Data entries
- Opening Delimiter -

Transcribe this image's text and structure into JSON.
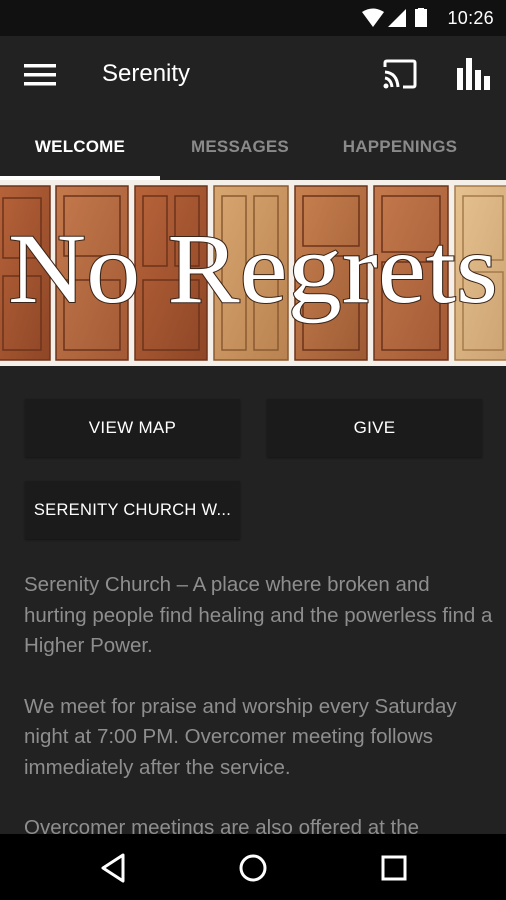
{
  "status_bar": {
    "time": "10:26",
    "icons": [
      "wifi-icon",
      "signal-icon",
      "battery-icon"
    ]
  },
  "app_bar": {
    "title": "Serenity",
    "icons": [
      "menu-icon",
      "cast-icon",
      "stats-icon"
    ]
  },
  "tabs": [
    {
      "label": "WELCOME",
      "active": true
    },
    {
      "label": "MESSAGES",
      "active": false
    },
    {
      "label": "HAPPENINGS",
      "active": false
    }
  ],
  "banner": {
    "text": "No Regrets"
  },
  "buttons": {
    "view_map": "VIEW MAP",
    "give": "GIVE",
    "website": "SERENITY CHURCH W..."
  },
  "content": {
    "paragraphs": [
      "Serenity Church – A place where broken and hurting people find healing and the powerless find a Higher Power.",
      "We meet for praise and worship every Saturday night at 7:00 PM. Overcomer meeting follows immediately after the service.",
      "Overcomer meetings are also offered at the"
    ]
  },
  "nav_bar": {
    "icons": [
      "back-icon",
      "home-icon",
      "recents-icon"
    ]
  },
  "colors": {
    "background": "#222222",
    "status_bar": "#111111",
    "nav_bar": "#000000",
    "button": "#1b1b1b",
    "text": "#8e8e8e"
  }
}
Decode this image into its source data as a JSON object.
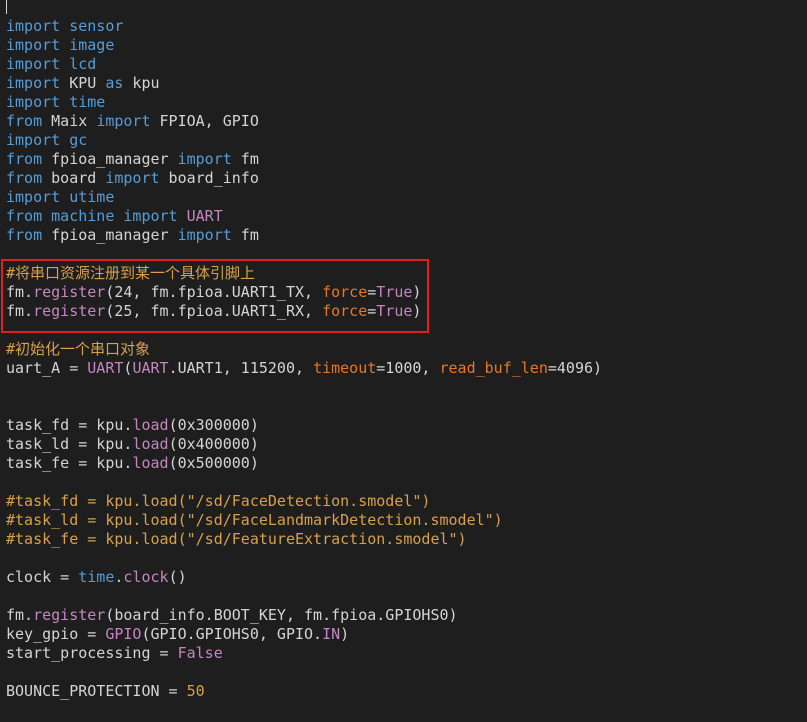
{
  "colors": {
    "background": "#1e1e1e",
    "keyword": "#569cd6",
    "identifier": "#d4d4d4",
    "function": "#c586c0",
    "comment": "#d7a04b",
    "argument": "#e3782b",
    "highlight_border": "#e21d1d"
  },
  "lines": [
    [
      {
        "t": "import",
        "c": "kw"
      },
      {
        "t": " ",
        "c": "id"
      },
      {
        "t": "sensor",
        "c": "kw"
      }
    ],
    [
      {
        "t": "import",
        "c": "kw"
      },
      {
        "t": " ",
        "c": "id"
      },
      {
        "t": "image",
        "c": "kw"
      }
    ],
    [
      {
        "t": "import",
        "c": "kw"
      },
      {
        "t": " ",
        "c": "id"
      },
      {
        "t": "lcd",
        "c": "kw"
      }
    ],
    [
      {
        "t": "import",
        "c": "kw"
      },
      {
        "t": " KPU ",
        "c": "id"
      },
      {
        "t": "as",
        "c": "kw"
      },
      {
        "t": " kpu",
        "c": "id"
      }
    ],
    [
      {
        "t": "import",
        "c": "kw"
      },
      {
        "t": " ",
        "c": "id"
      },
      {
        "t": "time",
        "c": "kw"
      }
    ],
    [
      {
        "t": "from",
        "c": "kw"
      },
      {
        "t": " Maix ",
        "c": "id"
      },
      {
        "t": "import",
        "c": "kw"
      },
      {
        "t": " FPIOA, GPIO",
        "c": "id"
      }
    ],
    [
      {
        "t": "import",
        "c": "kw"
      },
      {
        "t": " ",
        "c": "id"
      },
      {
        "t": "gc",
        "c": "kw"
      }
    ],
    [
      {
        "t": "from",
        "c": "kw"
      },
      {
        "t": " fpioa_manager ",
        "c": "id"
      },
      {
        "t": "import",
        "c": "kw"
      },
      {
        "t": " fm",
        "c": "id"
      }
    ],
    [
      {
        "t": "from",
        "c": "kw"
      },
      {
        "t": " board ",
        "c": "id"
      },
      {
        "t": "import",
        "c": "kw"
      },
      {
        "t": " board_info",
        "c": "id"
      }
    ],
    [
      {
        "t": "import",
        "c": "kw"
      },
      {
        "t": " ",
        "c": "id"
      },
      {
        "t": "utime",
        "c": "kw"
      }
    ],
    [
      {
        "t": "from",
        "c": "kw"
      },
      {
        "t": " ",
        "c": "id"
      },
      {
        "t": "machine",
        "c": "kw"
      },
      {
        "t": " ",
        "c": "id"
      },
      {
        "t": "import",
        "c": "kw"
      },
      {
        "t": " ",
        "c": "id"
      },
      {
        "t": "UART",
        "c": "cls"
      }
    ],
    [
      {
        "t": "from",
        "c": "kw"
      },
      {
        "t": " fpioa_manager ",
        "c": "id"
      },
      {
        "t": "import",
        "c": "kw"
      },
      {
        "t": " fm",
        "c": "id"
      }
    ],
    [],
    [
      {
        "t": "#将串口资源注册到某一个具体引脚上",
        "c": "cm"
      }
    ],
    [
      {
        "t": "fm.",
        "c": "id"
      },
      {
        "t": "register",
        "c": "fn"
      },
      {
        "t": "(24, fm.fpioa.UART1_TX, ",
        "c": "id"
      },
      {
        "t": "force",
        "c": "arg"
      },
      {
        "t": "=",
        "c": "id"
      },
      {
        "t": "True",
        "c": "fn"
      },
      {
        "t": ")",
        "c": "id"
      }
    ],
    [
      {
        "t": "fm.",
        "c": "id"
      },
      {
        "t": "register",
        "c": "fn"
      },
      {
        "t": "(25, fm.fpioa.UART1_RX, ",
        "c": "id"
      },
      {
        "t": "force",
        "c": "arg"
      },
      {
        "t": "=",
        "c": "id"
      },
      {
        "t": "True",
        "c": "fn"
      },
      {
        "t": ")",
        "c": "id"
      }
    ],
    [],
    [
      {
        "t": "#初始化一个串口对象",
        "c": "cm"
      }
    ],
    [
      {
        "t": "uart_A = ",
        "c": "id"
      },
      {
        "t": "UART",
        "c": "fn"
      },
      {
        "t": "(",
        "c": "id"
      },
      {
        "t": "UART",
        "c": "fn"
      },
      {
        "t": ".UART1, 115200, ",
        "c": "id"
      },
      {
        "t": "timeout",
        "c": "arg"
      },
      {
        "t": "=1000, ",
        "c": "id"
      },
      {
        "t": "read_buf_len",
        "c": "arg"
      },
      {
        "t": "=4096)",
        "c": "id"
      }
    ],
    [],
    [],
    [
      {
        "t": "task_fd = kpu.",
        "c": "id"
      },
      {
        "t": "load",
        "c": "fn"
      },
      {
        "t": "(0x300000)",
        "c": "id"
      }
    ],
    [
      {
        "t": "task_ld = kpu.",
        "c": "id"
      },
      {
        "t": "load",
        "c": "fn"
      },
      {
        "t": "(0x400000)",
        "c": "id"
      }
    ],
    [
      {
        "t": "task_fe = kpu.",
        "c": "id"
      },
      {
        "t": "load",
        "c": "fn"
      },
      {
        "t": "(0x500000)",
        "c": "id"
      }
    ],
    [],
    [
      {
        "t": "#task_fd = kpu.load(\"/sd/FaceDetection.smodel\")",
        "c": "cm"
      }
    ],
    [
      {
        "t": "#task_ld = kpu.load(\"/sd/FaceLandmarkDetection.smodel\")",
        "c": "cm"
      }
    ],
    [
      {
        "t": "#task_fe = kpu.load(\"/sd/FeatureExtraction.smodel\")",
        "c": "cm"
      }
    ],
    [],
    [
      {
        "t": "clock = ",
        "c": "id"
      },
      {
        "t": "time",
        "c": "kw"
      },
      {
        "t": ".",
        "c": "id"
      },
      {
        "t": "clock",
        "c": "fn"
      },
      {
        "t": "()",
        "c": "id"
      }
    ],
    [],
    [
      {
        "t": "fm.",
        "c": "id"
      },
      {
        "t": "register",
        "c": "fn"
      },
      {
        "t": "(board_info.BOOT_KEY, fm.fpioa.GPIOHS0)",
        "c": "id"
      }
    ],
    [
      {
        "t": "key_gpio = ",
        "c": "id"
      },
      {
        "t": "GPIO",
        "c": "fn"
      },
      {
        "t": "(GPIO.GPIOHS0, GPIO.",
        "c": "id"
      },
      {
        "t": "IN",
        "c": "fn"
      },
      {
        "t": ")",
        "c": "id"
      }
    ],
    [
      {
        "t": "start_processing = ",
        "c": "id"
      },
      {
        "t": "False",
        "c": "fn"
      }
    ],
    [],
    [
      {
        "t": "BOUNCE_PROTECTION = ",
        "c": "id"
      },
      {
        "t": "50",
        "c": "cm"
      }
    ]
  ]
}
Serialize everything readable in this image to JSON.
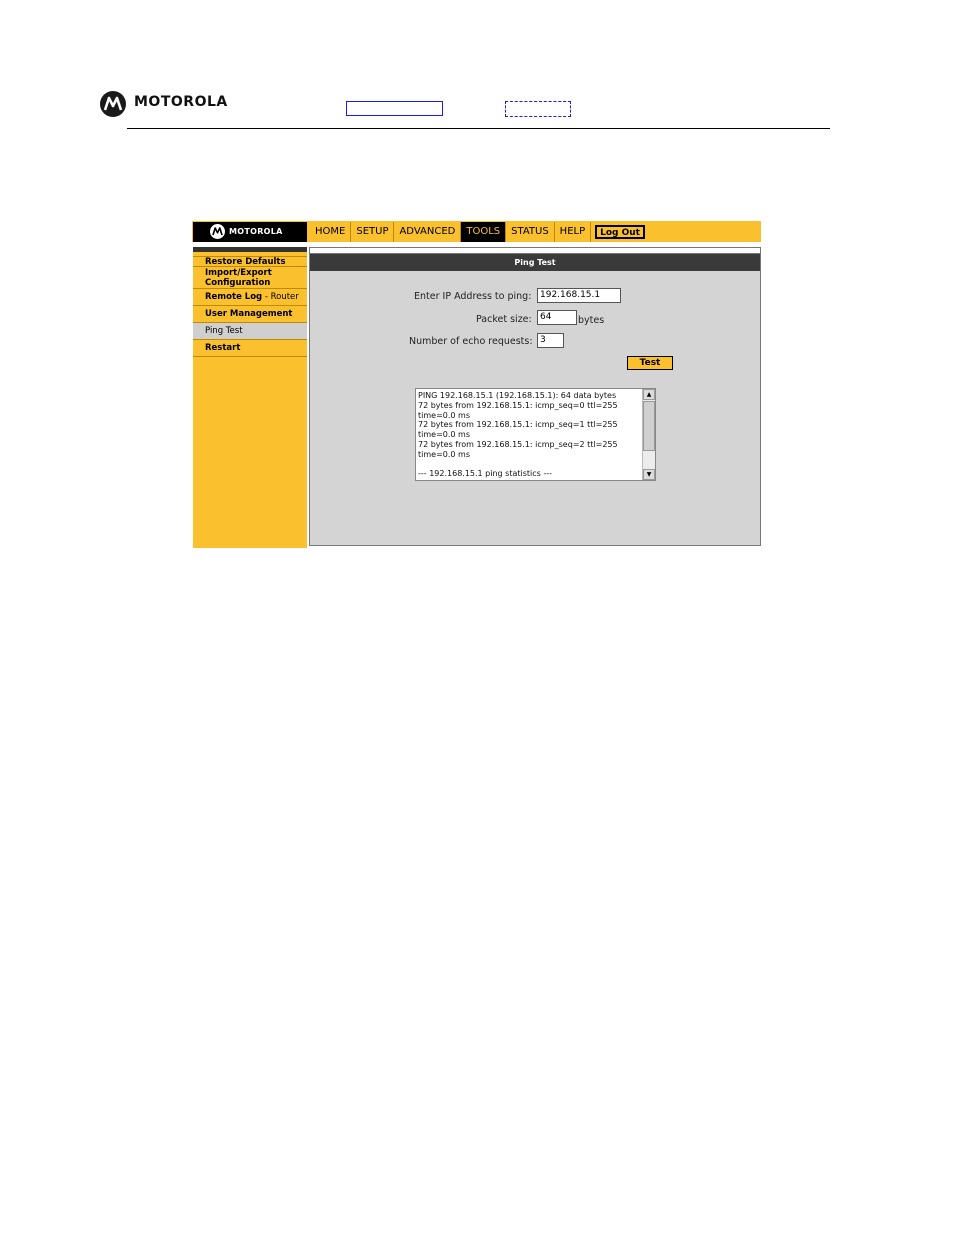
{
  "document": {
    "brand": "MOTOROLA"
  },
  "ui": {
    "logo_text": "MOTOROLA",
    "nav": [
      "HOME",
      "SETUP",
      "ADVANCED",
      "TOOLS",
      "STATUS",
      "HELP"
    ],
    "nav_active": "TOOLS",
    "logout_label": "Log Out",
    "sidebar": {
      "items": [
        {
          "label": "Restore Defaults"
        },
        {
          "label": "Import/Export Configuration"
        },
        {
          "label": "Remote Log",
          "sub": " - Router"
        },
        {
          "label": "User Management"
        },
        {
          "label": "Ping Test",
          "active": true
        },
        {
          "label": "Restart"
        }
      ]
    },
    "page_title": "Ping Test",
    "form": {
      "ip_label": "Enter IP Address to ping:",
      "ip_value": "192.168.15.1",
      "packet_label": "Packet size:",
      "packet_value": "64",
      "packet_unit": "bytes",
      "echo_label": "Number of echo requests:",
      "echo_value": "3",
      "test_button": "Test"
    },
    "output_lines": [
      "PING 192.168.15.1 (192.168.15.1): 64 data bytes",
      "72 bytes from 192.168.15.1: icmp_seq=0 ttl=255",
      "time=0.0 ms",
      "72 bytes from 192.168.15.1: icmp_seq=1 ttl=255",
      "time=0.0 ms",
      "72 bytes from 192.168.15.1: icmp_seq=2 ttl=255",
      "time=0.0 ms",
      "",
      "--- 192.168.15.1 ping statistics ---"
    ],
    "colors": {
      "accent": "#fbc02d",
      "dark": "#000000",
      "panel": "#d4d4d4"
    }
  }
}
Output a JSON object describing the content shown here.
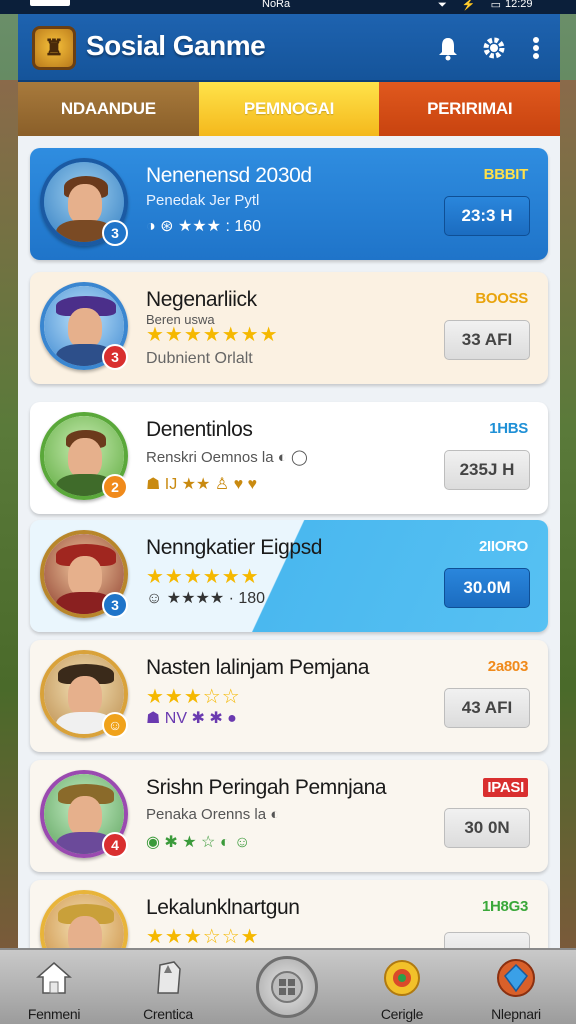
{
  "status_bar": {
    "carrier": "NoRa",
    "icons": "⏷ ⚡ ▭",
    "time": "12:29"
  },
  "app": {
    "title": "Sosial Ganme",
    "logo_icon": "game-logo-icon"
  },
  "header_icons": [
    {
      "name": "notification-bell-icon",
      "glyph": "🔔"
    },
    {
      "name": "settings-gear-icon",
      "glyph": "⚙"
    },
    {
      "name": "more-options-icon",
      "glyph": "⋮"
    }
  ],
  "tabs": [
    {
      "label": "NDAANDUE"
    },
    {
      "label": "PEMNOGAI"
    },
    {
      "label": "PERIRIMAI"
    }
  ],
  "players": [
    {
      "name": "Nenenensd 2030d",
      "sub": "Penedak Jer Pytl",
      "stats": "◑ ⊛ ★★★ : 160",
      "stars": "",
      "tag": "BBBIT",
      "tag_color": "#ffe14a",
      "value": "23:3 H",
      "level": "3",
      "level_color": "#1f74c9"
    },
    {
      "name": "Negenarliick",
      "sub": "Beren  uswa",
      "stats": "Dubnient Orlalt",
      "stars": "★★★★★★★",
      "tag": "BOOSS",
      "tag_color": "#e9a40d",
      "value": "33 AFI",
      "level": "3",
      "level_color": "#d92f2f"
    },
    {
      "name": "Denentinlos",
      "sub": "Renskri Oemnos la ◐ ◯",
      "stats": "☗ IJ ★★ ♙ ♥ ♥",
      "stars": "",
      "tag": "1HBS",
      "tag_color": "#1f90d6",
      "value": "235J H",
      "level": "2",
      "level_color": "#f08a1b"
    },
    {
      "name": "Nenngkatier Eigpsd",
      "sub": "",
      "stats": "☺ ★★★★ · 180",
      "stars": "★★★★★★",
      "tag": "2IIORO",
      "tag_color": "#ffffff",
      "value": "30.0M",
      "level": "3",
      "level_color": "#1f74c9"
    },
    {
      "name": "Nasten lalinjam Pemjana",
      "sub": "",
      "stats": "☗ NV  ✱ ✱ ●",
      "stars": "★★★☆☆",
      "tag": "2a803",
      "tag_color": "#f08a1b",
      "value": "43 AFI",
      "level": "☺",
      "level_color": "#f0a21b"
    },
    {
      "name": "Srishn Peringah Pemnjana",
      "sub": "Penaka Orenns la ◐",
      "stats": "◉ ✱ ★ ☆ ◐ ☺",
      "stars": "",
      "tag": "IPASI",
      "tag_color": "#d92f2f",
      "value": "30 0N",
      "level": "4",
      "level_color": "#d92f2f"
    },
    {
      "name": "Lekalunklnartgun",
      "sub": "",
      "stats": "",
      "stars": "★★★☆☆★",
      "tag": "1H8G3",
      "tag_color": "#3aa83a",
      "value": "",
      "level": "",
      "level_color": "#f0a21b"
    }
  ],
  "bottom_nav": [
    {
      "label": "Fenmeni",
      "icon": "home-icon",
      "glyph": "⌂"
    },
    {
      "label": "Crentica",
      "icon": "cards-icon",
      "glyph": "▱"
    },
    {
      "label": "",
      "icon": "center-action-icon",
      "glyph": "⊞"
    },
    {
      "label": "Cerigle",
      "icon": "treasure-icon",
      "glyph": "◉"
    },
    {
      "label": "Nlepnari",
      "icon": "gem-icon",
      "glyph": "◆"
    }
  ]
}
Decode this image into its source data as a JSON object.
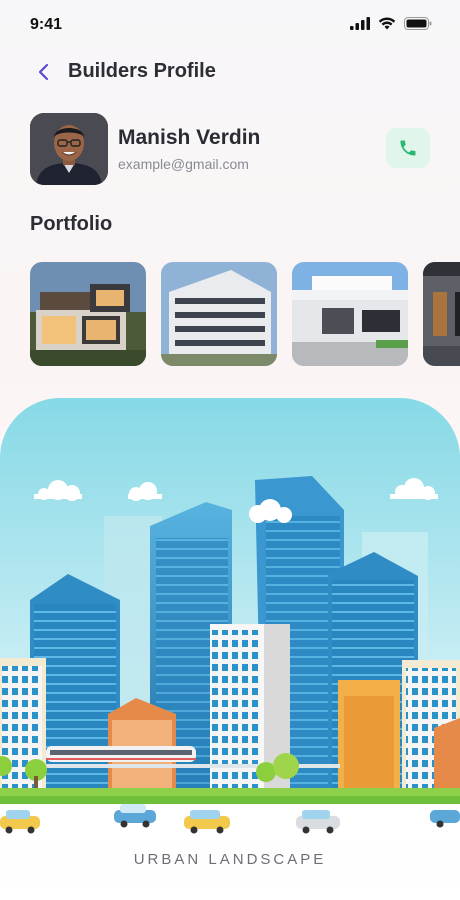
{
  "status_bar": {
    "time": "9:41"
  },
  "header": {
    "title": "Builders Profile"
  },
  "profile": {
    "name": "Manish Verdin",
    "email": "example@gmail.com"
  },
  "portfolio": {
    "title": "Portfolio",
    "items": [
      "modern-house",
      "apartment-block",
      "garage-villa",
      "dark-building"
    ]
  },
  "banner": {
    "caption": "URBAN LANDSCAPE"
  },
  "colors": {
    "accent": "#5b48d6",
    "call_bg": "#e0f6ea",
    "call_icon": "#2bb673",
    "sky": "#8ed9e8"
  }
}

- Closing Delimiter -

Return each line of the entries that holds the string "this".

Transcribe this image's text and structure into JSON.
Decode this image into its source data as a JSON object.
Serialize everything readable in this image to JSON.
Decode this image into its source data as a JSON object.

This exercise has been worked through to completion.